5. Horses have taught me about differences in perception and reactions to environment. Horses tend to be sensitive to environmental changes and if it is too different you flee and sort it out later.  I had an old guy that was pretty mellow under most circumstances.   I remember when I went for a first ride down the road in the Spring.  A neighbor had built a garden shed from  the previous Fall.  I really didn’t give it much thought because it had become a neighborhood fixture.  However the horse hadn’t seen it there before. It startled him and made him do a quick stop. He didn’t want to move forward.  It made him nervous because it shouldn’t be there. He gave it the evil eye, as I assured him it was OK.  Eventually I convinced him it wouldn’t jump out and he moved forward.   If I hadn’t been observant about the shed , I wouldn’t have known what the problem was.  It is important to look at problems from other perspectives.

 

When students are nervous about something and want to flee or need to stop to sort it out, give them time to adjust.  Sometimes we want things done fast when a little time is all that is needed. It doesn’t help to put the pressure on. Sometimes small steps are needed to move towards a goal.

6. You can teach good behaviors by repetition but you can also teach bad behaviors.  Sometimes you teach things without even realizing it.  If you stop at the same place while going in a circle more than two times with a  horse it  is likely to stop on his own on the third time. This happens with the lesson horses that get so use to the sequence and vocal commands of the instructor.  The students aren’t really controlling the horses and it can give the impression that the students are really good riders.

7. If you are teaching students, make sure you are not teaching one response for everything.  I often see this with yes and no responses which can be difficult to interpret because of the many forms questions take to get a Yes, and No answer.  Students may not be able to understand the question.  The yes may function more as an “I want.”  Yes and No responses may seem to be an easy and versatile response for a communication board but may actually be too vague for a student to use effectively.

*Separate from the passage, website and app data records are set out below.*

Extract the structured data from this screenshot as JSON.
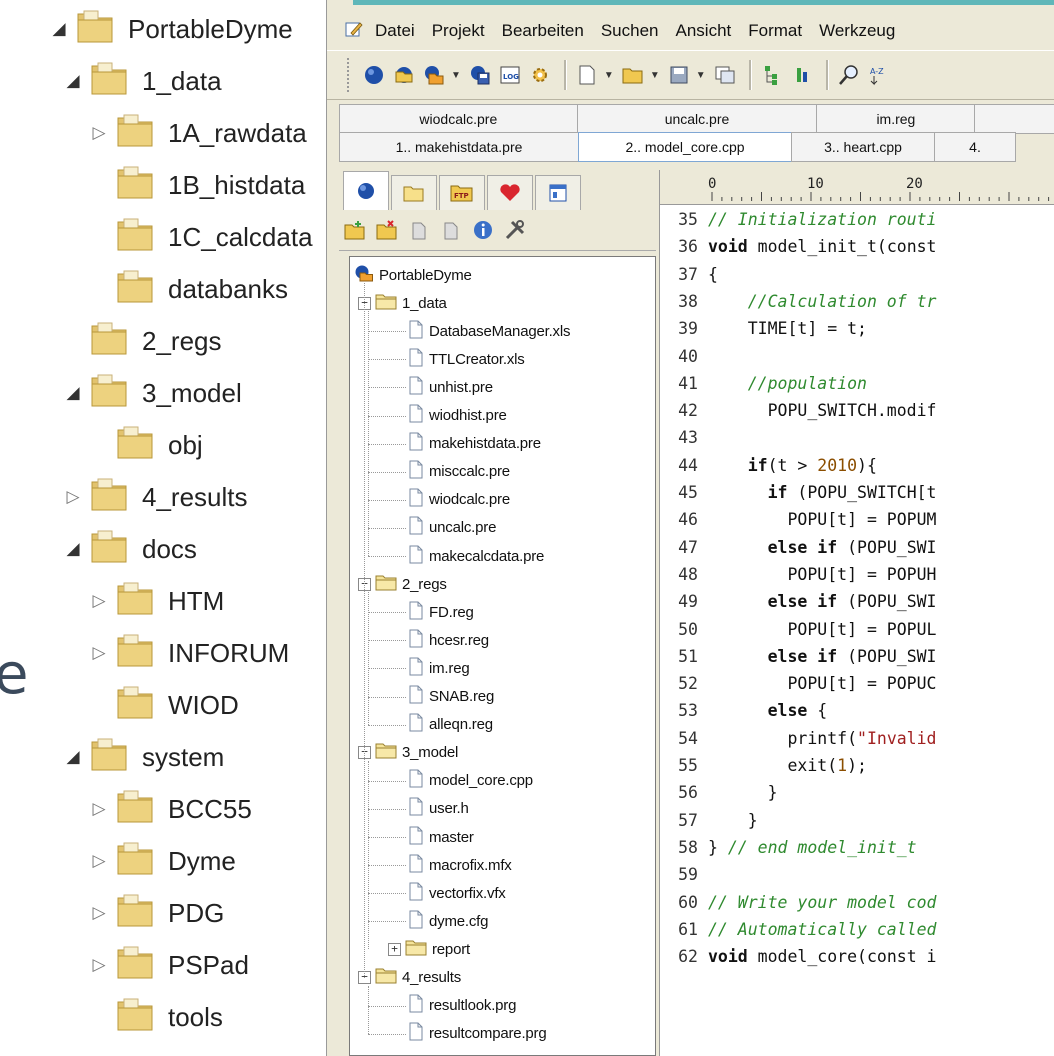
{
  "left_tree": [
    {
      "label": "PortableDyme",
      "level": 0,
      "arrow": "open"
    },
    {
      "label": "1_data",
      "level": 1,
      "arrow": "open"
    },
    {
      "label": "1A_rawdata",
      "level": 2,
      "arrow": "closed"
    },
    {
      "label": "1B_histdata",
      "level": 2,
      "arrow": "none"
    },
    {
      "label": "1C_calcdata",
      "level": 2,
      "arrow": "none"
    },
    {
      "label": "databanks",
      "level": 2,
      "arrow": "none"
    },
    {
      "label": "2_regs",
      "level": 1,
      "arrow": "none"
    },
    {
      "label": "3_model",
      "level": 1,
      "arrow": "open"
    },
    {
      "label": "obj",
      "level": 2,
      "arrow": "none"
    },
    {
      "label": "4_results",
      "level": 1,
      "arrow": "closed"
    },
    {
      "label": "docs",
      "level": 1,
      "arrow": "open"
    },
    {
      "label": "HTM",
      "level": 2,
      "arrow": "closed"
    },
    {
      "label": "INFORUM",
      "level": 2,
      "arrow": "closed"
    },
    {
      "label": "WIOD",
      "level": 2,
      "arrow": "none"
    },
    {
      "label": "system",
      "level": 1,
      "arrow": "open"
    },
    {
      "label": "BCC55",
      "level": 2,
      "arrow": "closed"
    },
    {
      "label": "Dyme",
      "level": 2,
      "arrow": "closed"
    },
    {
      "label": "PDG",
      "level": 2,
      "arrow": "closed"
    },
    {
      "label": "PSPad",
      "level": 2,
      "arrow": "closed"
    },
    {
      "label": "tools",
      "level": 2,
      "arrow": "none"
    }
  ],
  "cut_text": "e",
  "menu": [
    "Datei",
    "Projekt",
    "Bearbeiten",
    "Suchen",
    "Ansicht",
    "Format",
    "Werkzeug"
  ],
  "tabs_row1": [
    {
      "label": "wiodcalc.pre",
      "active": false
    },
    {
      "label": "uncalc.pre",
      "active": false
    },
    {
      "label": "im.reg",
      "active": false
    },
    {
      "label": "",
      "active": false
    }
  ],
  "tabs_row2": [
    {
      "label": "1.. makehistdata.pre",
      "active": false
    },
    {
      "label": "2.. model_core.cpp",
      "active": true
    },
    {
      "label": "3.. heart.cpp",
      "active": false
    },
    {
      "label": "4.",
      "active": false
    }
  ],
  "ruler_marks": [
    "0",
    "10",
    "20"
  ],
  "project_tree": [
    {
      "label": "PortableDyme",
      "level": 0,
      "type": "project"
    },
    {
      "label": "1_data",
      "level": 1,
      "type": "folder",
      "expander": "-"
    },
    {
      "label": "DatabaseManager.xls",
      "level": 2,
      "type": "file"
    },
    {
      "label": "TTLCreator.xls",
      "level": 2,
      "type": "file"
    },
    {
      "label": "unhist.pre",
      "level": 2,
      "type": "file"
    },
    {
      "label": "wiodhist.pre",
      "level": 2,
      "type": "file"
    },
    {
      "label": "makehistdata.pre",
      "level": 2,
      "type": "file"
    },
    {
      "label": "misccalc.pre",
      "level": 2,
      "type": "file"
    },
    {
      "label": "wiodcalc.pre",
      "level": 2,
      "type": "file"
    },
    {
      "label": "uncalc.pre",
      "level": 2,
      "type": "file"
    },
    {
      "label": "makecalcdata.pre",
      "level": 2,
      "type": "file"
    },
    {
      "label": "2_regs",
      "level": 1,
      "type": "folder",
      "expander": "-"
    },
    {
      "label": "FD.reg",
      "level": 2,
      "type": "file"
    },
    {
      "label": "hcesr.reg",
      "level": 2,
      "type": "file"
    },
    {
      "label": "im.reg",
      "level": 2,
      "type": "file"
    },
    {
      "label": "SNAB.reg",
      "level": 2,
      "type": "file"
    },
    {
      "label": "alleqn.reg",
      "level": 2,
      "type": "file"
    },
    {
      "label": "3_model",
      "level": 1,
      "type": "folder",
      "expander": "-"
    },
    {
      "label": "model_core.cpp",
      "level": 2,
      "type": "file"
    },
    {
      "label": "user.h",
      "level": 2,
      "type": "file"
    },
    {
      "label": "master",
      "level": 2,
      "type": "file"
    },
    {
      "label": "macrofix.mfx",
      "level": 2,
      "type": "file"
    },
    {
      "label": "vectorfix.vfx",
      "level": 2,
      "type": "file"
    },
    {
      "label": "dyme.cfg",
      "level": 2,
      "type": "file"
    },
    {
      "label": "report",
      "level": 2,
      "type": "folder",
      "expander": "+"
    },
    {
      "label": "4_results",
      "level": 1,
      "type": "folder",
      "expander": "-"
    },
    {
      "label": "resultlook.prg",
      "level": 2,
      "type": "file"
    },
    {
      "label": "resultcompare.prg",
      "level": 2,
      "type": "file"
    }
  ],
  "code_lines": [
    {
      "n": "35",
      "tokens": [
        {
          "t": "// Initialization routi",
          "c": "comment"
        }
      ]
    },
    {
      "n": "36",
      "tokens": [
        {
          "t": "void",
          "c": "kw"
        },
        {
          "t": " model_init_t(const",
          "c": "plain"
        }
      ]
    },
    {
      "n": "37",
      "tokens": [
        {
          "t": "{",
          "c": "plain"
        }
      ]
    },
    {
      "n": "38",
      "tokens": [
        {
          "t": "    //Calculation of tr",
          "c": "comment"
        }
      ]
    },
    {
      "n": "39",
      "tokens": [
        {
          "t": "    TIME[t] = t;",
          "c": "plain"
        }
      ]
    },
    {
      "n": "40",
      "tokens": []
    },
    {
      "n": "41",
      "tokens": [
        {
          "t": "    //population",
          "c": "comment"
        }
      ]
    },
    {
      "n": "42",
      "tokens": [
        {
          "t": "      POPU_SWITCH.modif",
          "c": "plain"
        }
      ]
    },
    {
      "n": "43",
      "tokens": []
    },
    {
      "n": "44",
      "tokens": [
        {
          "t": "    ",
          "c": "plain"
        },
        {
          "t": "if",
          "c": "kw"
        },
        {
          "t": "(t > ",
          "c": "plain"
        },
        {
          "t": "2010",
          "c": "num"
        },
        {
          "t": "){",
          "c": "plain"
        }
      ]
    },
    {
      "n": "45",
      "tokens": [
        {
          "t": "      ",
          "c": "plain"
        },
        {
          "t": "if",
          "c": "kw"
        },
        {
          "t": " (POPU_SWITCH[t",
          "c": "plain"
        }
      ]
    },
    {
      "n": "46",
      "tokens": [
        {
          "t": "        POPU[t] = POPUM",
          "c": "plain"
        }
      ]
    },
    {
      "n": "47",
      "tokens": [
        {
          "t": "      ",
          "c": "plain"
        },
        {
          "t": "else if",
          "c": "kw"
        },
        {
          "t": " (POPU_SWI",
          "c": "plain"
        }
      ]
    },
    {
      "n": "48",
      "tokens": [
        {
          "t": "        POPU[t] = POPUH",
          "c": "plain"
        }
      ]
    },
    {
      "n": "49",
      "tokens": [
        {
          "t": "      ",
          "c": "plain"
        },
        {
          "t": "else if",
          "c": "kw"
        },
        {
          "t": " (POPU_SWI",
          "c": "plain"
        }
      ]
    },
    {
      "n": "50",
      "tokens": [
        {
          "t": "        POPU[t] = POPUL",
          "c": "plain"
        }
      ]
    },
    {
      "n": "51",
      "tokens": [
        {
          "t": "      ",
          "c": "plain"
        },
        {
          "t": "else if",
          "c": "kw"
        },
        {
          "t": " (POPU_SWI",
          "c": "plain"
        }
      ]
    },
    {
      "n": "52",
      "tokens": [
        {
          "t": "        POPU[t] = POPUC",
          "c": "plain"
        }
      ]
    },
    {
      "n": "53",
      "tokens": [
        {
          "t": "      ",
          "c": "plain"
        },
        {
          "t": "else",
          "c": "kw"
        },
        {
          "t": " {",
          "c": "plain"
        }
      ]
    },
    {
      "n": "54",
      "tokens": [
        {
          "t": "        printf(",
          "c": "plain"
        },
        {
          "t": "\"Invalid",
          "c": "str"
        }
      ]
    },
    {
      "n": "55",
      "tokens": [
        {
          "t": "        exit(",
          "c": "plain"
        },
        {
          "t": "1",
          "c": "num"
        },
        {
          "t": ");",
          "c": "plain"
        }
      ]
    },
    {
      "n": "56",
      "tokens": [
        {
          "t": "      }",
          "c": "plain"
        }
      ]
    },
    {
      "n": "57",
      "tokens": [
        {
          "t": "    }",
          "c": "plain"
        }
      ]
    },
    {
      "n": "58",
      "tokens": [
        {
          "t": "} ",
          "c": "plain"
        },
        {
          "t": "// end model_init_t",
          "c": "comment"
        }
      ]
    },
    {
      "n": "59",
      "tokens": []
    },
    {
      "n": "60",
      "tokens": [
        {
          "t": "// Write your model cod",
          "c": "comment"
        }
      ]
    },
    {
      "n": "61",
      "tokens": [
        {
          "t": "// Automatically called",
          "c": "comment"
        }
      ]
    },
    {
      "n": "62",
      "tokens": [
        {
          "t": "void",
          "c": "kw"
        },
        {
          "t": " model_core(const i",
          "c": "plain"
        }
      ]
    }
  ],
  "colors": {
    "accent": "#5fb7b9",
    "comment": "#2f8a2f",
    "folder": "#e0c26b",
    "heart": "#d9262e"
  }
}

I would love to hear from my readers about your experiences with animals. Have they taught you a lot about communication?

Continue reading